■ **Work request**
I need all of the entries printed exactly.

[Task data — start]

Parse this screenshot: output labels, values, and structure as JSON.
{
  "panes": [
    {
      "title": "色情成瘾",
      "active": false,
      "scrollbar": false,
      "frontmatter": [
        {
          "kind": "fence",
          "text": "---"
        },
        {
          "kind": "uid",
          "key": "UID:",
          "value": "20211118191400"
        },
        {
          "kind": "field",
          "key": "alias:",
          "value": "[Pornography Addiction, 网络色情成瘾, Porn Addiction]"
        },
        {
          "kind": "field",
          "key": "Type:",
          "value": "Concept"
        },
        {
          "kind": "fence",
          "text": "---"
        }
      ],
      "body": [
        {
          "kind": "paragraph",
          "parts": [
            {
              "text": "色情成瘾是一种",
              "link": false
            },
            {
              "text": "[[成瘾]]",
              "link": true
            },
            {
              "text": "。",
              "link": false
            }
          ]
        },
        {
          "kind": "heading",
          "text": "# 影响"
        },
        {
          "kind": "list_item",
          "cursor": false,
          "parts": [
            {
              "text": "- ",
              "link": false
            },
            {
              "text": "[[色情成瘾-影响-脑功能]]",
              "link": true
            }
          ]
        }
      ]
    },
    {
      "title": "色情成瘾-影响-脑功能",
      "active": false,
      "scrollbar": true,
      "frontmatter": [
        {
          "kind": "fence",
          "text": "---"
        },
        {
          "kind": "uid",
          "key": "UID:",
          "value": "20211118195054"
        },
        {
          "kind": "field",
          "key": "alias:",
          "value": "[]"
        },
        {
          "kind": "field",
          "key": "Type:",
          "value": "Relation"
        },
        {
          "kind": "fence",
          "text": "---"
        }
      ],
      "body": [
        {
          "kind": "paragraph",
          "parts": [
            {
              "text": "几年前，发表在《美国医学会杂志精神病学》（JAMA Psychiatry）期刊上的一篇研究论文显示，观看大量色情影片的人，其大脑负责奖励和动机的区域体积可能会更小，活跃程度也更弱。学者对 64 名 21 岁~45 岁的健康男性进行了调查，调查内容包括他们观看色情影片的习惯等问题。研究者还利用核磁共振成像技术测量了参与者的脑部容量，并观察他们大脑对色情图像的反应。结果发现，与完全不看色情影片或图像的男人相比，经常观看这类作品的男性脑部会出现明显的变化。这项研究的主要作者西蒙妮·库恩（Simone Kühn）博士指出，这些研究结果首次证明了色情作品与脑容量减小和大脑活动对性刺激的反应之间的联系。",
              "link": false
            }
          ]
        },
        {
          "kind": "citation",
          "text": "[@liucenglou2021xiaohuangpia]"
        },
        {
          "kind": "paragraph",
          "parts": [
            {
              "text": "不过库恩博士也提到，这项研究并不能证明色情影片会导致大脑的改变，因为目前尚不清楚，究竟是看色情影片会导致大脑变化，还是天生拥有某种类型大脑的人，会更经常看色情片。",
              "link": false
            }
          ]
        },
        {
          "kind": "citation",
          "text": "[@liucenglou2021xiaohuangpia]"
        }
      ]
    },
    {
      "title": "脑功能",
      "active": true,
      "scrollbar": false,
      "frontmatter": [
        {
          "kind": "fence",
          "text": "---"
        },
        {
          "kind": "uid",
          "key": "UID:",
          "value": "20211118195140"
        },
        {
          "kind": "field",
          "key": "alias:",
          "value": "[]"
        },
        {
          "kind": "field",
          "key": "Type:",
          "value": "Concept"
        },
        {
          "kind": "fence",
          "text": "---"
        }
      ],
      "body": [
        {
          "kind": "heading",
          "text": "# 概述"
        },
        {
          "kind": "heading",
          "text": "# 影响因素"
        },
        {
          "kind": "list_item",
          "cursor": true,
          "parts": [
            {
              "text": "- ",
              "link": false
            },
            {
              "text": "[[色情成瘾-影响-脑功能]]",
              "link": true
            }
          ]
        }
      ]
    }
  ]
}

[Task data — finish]

■ **Exercise answer**
Parse this screenshot: output labels, values, and structure as JSON.
{
  "panes": [
    {
      "title": "色情成瘾",
      "active": false,
      "scrollbar": false,
      "frontmatter": [
        {
          "kind": "fence",
          "text": "---"
        },
        {
          "kind": "uid",
          "key": "UID:",
          "value": "20211118191400"
        },
        {
          "kind": "field",
          "key": "alias:",
          "value": "[Pornography Addiction, 网络色情成瘾, Porn Addiction]"
        },
        {
          "kind": "field",
          "key": "Type:",
          "value": "Concept"
        },
        {
          "kind": "fence",
          "text": "---"
        }
      ],
      "body": [
        {
          "kind": "paragraph",
          "parts": [
            {
              "text": "色情成瘾是一种",
              "link": false
            },
            {
              "text": "[[成瘾]]",
              "link": true
            },
            {
              "text": "。",
              "link": false
            }
          ]
        },
        {
          "kind": "heading",
          "text": "# 影响"
        },
        {
          "kind": "list_item",
          "cursor": false,
          "parts": [
            {
              "text": "- ",
              "link": false
            },
            {
              "text": "[[色情成瘾-影响-脑功能]]",
              "link": true
            }
          ]
        }
      ]
    },
    {
      "title": "色情成瘾-影响-脑功能",
      "active": false,
      "scrollbar": true,
      "frontmatter": [
        {
          "kind": "fence",
          "text": "---"
        },
        {
          "kind": "uid",
          "key": "UID:",
          "value": "20211118195054"
        },
        {
          "kind": "field",
          "key": "alias:",
          "value": "[]"
        },
        {
          "kind": "field",
          "key": "Type:",
          "value": "Relation"
        },
        {
          "kind": "fence",
          "text": "---"
        }
      ],
      "body": [
        {
          "kind": "paragraph",
          "parts": [
            {
              "text": "几年前，发表在《美国医学会杂志精神病学》（JAMA Psychiatry）期刊上的一篇研究论文显示，观看大量色情影片的人，其大脑负责奖励和动机的区域体积可能会更小，活跃程度也更弱。学者对 64 名 21 岁~45 岁的健康男性进行了调查，调查内容包括他们观看色情影片的习惯等问题。研究者还利用核磁共振成像技术测量了参与者的脑部容量，并观察他们大脑对色情图像的反应。结果发现，与完全不看色情影片或图像的男人相比，经常观看这类作品的男性脑部会出现明显的变化。这项研究的主要作者西蒙妮·库恩（Simone Kühn）博士指出，这些研究结果首次证明了色情作品与脑容量减小和大脑活动对性刺激的反应之间的联系。",
              "link": false
            }
          ]
        },
        {
          "kind": "citation",
          "text": "[@liucenglou2021xiaohuangpia]"
        },
        {
          "kind": "paragraph",
          "parts": [
            {
              "text": "不过库恩博士也提到，这项研究并不能证明色情影片会导致大脑的改变，因为目前尚不清楚，究竟是看色情影片会导致大脑变化，还是天生拥有某种类型大脑的人，会更经常看色情片。",
              "link": false
            }
          ]
        },
        {
          "kind": "citation",
          "text": "[@liucenglou2021xiaohuangpia]"
        }
      ]
    },
    {
      "title": "脑功能",
      "active": true,
      "scrollbar": false,
      "frontmatter": [
        {
          "kind": "fence",
          "text": "---"
        },
        {
          "kind": "uid",
          "key": "UID:",
          "value": "20211118195140"
        },
        {
          "kind": "field",
          "key": "alias:",
          "value": "[]"
        },
        {
          "kind": "field",
          "key": "Type:",
          "value": "Concept"
        },
        {
          "kind": "fence",
          "text": "---"
        }
      ],
      "body": [
        {
          "kind": "heading",
          "text": "# 概述"
        },
        {
          "kind": "heading",
          "text": "# 影响因素"
        },
        {
          "kind": "list_item",
          "cursor": true,
          "parts": [
            {
              "text": "- ",
              "link": false
            },
            {
              "text": "[[色情成瘾-影响-脑功能]]",
              "link": true
            }
          ]
        }
      ]
    }
  ]
}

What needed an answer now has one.